Paradigm Gallery – Give Me MY Flowers & KEEPSAKES:Storied

by | Nov 7, 2021 | Blog post

Paradigm Gallery is pleased to present two new solo exhibitions: Give Me My Flowers by photographer Shakira Hunt and KEEPSAKES: Storied by painter Crystal Latimer. Though the artists embody distinct approaches, visual styles, and mediums, the shows reflect complementary themes and stories: While Crystal depicts the masculine energy in women, Shakira unveils the feminine energy in men. Together, the exhibitions complicate and expand traditionally restricted conceptions of gender roles and selfhood in today’s world. Both exhibitions will be on view through November 20, 2021.

Shakira Hunt’s series Give Me My Flowers explores the Black male experience with an emphasis on creating space for a softer, more feminine side. She poses her subjects, who are all friends or acquaintances, with abundant blooming flowers. For Hunt, the flowers are both a sign of emotion and a symbol of honor or respect — we give people flowers as an act of love in times of mourning or celebration. Her first piece for the series is set on a basketball court in order to combine the typically masculine Black male experience with florals and fabrics. In juxtaposing these symbols and showing them as actually congruent, she reconstructs the narrative of what masculinity means — and what femininity means in relation to it. The work also has a personal meaning for Hunt, as a way to unpack her relationships between partners and with her father. As part of the series, Hunt conducted interviews with a variety of Black men about their experience of masculinity. Her images are printed on watercolor paper to add a textured realism to the skin and bodies of her subjects while amplifying the colors in the images. The exhibition will include a towering installation of crates overflowing with dried flowers from the photoshoots. The installation is an ode to the artist’s childhood, in which a recycled crate stood as an important object for play, often operating as a makeshift basketball hoop. The installation amplifies the greater themes of the exhibition by literalizing a hard rough exterior frame integrated with softer, feminine elements. 

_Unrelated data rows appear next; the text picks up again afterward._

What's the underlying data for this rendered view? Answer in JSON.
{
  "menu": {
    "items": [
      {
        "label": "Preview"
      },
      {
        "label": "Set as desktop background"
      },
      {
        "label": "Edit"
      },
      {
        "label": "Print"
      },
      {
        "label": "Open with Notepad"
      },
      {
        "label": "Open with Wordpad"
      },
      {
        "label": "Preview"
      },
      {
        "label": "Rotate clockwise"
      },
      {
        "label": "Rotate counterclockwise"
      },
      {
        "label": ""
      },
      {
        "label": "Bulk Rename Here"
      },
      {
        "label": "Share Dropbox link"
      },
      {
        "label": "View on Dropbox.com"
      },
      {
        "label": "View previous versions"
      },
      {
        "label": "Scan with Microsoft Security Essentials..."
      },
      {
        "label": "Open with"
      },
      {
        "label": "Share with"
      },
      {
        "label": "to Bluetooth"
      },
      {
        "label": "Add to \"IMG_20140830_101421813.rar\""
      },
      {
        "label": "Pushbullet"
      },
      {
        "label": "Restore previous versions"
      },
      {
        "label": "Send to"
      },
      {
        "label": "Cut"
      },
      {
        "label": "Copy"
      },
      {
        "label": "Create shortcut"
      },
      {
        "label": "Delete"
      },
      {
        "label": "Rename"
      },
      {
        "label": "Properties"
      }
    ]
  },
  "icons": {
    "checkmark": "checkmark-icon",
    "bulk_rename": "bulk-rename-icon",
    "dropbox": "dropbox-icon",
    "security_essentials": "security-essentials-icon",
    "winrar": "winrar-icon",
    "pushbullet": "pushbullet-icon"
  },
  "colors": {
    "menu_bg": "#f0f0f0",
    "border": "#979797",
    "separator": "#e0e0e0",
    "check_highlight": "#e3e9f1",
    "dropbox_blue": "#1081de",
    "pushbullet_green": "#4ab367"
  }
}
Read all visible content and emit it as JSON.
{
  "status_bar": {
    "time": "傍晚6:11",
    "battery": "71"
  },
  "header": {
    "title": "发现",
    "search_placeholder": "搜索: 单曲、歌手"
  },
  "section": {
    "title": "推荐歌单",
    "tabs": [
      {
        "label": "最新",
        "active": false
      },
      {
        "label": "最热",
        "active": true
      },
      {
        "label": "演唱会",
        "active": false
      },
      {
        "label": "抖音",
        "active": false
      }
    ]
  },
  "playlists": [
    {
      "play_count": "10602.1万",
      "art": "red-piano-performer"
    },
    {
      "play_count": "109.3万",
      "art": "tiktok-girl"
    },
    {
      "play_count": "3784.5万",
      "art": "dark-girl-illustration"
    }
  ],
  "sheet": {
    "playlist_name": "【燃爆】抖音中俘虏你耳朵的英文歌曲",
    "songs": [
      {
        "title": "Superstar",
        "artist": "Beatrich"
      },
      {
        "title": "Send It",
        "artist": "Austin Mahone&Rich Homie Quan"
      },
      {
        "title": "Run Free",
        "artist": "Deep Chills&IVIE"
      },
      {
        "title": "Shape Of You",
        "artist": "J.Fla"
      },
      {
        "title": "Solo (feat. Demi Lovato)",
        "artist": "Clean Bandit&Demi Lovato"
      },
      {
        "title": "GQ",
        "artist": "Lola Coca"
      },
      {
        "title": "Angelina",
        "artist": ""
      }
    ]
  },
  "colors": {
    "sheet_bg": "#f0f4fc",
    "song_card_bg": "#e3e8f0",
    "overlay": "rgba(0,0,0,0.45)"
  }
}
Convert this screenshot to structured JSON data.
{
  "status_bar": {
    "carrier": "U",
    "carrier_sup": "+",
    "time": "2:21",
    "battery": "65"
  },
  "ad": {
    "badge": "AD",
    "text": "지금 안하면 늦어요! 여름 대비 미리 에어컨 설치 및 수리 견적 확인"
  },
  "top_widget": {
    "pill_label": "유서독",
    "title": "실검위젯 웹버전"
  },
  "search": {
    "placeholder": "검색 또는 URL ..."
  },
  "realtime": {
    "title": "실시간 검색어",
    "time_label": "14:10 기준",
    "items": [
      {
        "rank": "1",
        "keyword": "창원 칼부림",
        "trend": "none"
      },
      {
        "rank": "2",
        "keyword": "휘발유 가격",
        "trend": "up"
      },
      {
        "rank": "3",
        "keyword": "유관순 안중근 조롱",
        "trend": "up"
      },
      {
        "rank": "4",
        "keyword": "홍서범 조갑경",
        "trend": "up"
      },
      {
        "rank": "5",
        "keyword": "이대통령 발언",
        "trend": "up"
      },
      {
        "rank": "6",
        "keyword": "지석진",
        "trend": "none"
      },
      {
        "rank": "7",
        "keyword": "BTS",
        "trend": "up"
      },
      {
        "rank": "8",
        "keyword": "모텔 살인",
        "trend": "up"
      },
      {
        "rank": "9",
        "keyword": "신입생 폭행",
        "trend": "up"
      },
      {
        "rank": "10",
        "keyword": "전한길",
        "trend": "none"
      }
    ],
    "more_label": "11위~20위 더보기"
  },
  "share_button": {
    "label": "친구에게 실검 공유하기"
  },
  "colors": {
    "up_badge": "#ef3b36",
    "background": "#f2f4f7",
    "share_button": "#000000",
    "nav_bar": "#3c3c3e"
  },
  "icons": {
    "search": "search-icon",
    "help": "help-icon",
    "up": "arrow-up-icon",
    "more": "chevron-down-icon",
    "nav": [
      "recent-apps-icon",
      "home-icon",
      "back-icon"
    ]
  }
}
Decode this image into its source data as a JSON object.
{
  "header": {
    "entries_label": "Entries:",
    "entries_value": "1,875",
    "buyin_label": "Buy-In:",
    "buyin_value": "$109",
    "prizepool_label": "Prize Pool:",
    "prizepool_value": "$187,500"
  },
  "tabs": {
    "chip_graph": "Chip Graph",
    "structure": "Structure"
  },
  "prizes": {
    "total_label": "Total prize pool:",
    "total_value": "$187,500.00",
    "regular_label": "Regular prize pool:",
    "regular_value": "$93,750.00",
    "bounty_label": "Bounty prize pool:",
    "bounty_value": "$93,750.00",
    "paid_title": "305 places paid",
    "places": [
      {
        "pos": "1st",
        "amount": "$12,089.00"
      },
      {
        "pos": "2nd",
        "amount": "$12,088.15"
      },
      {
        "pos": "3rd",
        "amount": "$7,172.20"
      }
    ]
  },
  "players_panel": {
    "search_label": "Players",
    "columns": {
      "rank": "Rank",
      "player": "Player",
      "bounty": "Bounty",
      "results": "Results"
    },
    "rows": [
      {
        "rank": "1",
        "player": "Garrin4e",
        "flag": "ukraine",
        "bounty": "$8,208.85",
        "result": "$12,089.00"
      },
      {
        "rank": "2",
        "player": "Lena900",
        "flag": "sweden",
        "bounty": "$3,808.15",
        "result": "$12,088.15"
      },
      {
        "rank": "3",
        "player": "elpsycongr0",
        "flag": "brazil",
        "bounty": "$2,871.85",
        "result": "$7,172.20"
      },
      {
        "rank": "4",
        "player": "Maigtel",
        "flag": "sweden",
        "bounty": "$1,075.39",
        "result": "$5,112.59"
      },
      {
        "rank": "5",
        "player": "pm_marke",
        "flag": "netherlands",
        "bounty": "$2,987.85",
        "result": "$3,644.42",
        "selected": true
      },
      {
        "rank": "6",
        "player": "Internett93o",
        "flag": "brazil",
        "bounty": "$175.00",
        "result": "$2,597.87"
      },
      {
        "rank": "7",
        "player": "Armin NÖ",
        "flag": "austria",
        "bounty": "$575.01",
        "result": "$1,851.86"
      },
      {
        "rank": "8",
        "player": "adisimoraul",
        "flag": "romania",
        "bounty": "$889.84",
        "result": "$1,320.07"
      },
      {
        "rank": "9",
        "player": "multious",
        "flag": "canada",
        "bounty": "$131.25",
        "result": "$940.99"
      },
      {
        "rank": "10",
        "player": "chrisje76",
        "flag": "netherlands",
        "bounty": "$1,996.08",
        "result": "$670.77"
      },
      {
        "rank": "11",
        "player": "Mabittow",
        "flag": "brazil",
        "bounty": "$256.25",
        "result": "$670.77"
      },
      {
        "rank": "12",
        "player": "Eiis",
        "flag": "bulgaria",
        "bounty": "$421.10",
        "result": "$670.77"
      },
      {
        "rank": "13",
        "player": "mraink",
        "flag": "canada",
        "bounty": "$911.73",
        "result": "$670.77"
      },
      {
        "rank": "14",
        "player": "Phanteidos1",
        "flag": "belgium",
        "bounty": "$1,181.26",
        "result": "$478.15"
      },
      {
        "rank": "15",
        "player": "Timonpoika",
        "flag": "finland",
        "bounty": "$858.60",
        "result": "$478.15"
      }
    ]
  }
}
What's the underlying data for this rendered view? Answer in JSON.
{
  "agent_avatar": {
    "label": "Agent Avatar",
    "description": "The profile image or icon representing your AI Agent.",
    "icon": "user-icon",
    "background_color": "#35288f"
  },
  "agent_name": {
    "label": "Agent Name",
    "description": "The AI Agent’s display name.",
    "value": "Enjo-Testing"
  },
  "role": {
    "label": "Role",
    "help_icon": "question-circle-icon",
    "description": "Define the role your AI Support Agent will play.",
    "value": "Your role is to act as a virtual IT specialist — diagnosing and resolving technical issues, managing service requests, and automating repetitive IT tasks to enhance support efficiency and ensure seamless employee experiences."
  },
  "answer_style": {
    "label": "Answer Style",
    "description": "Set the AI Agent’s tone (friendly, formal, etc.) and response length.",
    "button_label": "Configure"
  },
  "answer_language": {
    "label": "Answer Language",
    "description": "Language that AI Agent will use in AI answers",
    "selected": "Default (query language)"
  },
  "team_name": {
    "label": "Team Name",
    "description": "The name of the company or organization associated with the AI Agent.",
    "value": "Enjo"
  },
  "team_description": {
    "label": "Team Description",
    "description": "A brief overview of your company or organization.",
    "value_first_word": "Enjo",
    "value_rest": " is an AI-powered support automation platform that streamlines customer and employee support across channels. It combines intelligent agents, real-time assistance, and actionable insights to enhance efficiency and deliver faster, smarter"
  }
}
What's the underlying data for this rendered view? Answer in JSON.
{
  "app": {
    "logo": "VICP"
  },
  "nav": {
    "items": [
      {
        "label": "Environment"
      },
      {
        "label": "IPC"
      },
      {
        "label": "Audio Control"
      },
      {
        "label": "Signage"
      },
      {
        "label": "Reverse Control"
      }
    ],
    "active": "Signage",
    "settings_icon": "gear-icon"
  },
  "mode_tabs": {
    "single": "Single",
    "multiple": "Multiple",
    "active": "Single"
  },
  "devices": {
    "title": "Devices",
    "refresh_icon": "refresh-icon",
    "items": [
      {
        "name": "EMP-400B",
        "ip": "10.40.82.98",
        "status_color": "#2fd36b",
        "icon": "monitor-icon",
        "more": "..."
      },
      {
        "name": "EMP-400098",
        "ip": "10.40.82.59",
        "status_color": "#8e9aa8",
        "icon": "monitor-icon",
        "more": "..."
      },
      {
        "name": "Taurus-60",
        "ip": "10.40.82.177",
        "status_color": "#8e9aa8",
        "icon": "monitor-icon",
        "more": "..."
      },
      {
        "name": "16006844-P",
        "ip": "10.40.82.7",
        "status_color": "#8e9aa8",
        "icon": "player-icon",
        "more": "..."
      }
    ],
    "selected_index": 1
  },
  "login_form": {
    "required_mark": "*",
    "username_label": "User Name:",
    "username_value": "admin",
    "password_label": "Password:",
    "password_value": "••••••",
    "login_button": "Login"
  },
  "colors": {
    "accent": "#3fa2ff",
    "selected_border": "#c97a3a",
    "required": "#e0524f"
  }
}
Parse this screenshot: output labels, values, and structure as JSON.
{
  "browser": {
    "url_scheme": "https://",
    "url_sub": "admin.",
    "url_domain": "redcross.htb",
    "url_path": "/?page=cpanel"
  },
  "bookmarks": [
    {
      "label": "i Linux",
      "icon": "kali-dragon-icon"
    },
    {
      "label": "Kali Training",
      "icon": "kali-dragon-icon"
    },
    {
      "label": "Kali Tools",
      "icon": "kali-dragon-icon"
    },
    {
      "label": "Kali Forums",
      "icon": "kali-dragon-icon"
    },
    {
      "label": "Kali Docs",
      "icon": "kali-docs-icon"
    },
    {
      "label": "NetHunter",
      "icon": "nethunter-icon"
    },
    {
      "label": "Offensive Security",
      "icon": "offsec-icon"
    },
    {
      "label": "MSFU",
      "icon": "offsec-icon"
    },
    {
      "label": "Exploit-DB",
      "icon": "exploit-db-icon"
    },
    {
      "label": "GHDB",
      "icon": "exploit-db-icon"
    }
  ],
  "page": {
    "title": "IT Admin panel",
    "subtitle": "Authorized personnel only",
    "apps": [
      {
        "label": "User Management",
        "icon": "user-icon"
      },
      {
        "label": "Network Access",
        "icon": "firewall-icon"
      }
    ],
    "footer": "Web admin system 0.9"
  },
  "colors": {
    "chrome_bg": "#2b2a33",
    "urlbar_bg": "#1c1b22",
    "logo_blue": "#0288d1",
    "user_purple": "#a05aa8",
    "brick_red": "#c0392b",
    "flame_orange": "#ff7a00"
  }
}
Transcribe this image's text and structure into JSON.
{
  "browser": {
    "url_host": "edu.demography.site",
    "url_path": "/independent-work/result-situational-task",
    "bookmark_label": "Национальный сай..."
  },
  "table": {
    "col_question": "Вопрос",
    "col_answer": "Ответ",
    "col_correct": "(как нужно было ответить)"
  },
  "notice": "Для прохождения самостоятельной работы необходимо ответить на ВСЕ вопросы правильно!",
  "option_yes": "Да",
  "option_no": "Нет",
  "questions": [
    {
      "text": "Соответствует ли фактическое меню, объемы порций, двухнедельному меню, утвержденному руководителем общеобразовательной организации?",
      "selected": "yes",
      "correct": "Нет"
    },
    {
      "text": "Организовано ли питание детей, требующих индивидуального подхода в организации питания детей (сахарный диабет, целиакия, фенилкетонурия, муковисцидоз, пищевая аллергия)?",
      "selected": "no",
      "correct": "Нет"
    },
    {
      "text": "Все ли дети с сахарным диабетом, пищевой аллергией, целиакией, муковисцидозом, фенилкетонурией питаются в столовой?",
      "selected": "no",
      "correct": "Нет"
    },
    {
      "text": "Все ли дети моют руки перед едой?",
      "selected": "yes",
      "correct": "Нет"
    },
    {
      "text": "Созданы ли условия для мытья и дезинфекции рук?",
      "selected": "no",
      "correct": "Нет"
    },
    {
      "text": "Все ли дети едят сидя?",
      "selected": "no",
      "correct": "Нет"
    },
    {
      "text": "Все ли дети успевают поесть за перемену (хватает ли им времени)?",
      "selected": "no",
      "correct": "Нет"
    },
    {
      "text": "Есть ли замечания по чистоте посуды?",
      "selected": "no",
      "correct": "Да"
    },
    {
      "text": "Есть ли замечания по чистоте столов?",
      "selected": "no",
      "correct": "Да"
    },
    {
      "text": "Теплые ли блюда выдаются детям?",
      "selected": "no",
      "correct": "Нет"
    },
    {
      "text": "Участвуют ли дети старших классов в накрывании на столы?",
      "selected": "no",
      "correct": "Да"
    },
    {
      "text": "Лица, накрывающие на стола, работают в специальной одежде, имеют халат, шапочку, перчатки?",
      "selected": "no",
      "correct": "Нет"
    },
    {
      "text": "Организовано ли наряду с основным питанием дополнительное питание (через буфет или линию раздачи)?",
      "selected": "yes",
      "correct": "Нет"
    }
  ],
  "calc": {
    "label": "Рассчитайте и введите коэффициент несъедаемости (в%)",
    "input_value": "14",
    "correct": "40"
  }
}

Crystal Latimer’s ongoing series KEEPSAKES also inverts traditional expectations around gender expression. A keepsake’s value lies in its sentiment — its worth is defined by the owner’s relationship to the memento. Latimer’s intricate and colorful multimedia works combine reference imagery of rugs and tapestries with vintage photographs of women to explore themes of self-worth, inner strength, and personal empowerment. Woven tapestries were traditionally created by women and rooted in the craft of storytelling. Latimer’s works depict women as cowgirls and animals including wolves, bears, and cheetahs, brazen symbols of an inner wildness. These animals are surrounded by portraits of women, arresting in their gaze and purposefully confrontational to the viewer. Latimer wants viewers to feel emboldened by the works, which encourage women to embrace a devil-may-care attitude and strength typically reserved for men. The most recent additions to this series are larger and more intricate than any of her previous works, with a greater emphasis on animal imagery and symbolic storytelling. In the tapestries, flora represent rebirth and birds allude to freedom. An abundance of decorative gilding and jewel-toned palettes reinforce the idea of value and worth. Affixed tassels add dimension and realism to the tapestry motif.

Both exhibitions examine, interrogate, and ultimately expand the stories we tell ourselves — and that society tells us — about our capacity for strength and for softness, for vulnerability and for freedom. Where can we break open these definitions and embrace something fuller and more fulfilling? The shows prove, as Hunt describes it, that masculinity and femininity are just energies which cannot, and should not, be boxed in or defined by any one person or thing.

For more information on the gallery and artists visit

(left) Shakira Hunt, Akin, 2021, photography on watercolor paper, 30” x 40”  (right)  Crystal Latimer, Reigning Fancies, 2021, acrylic, ink, pastel, gold on panel with cotton fiber tassels , 34” x 36” x 2”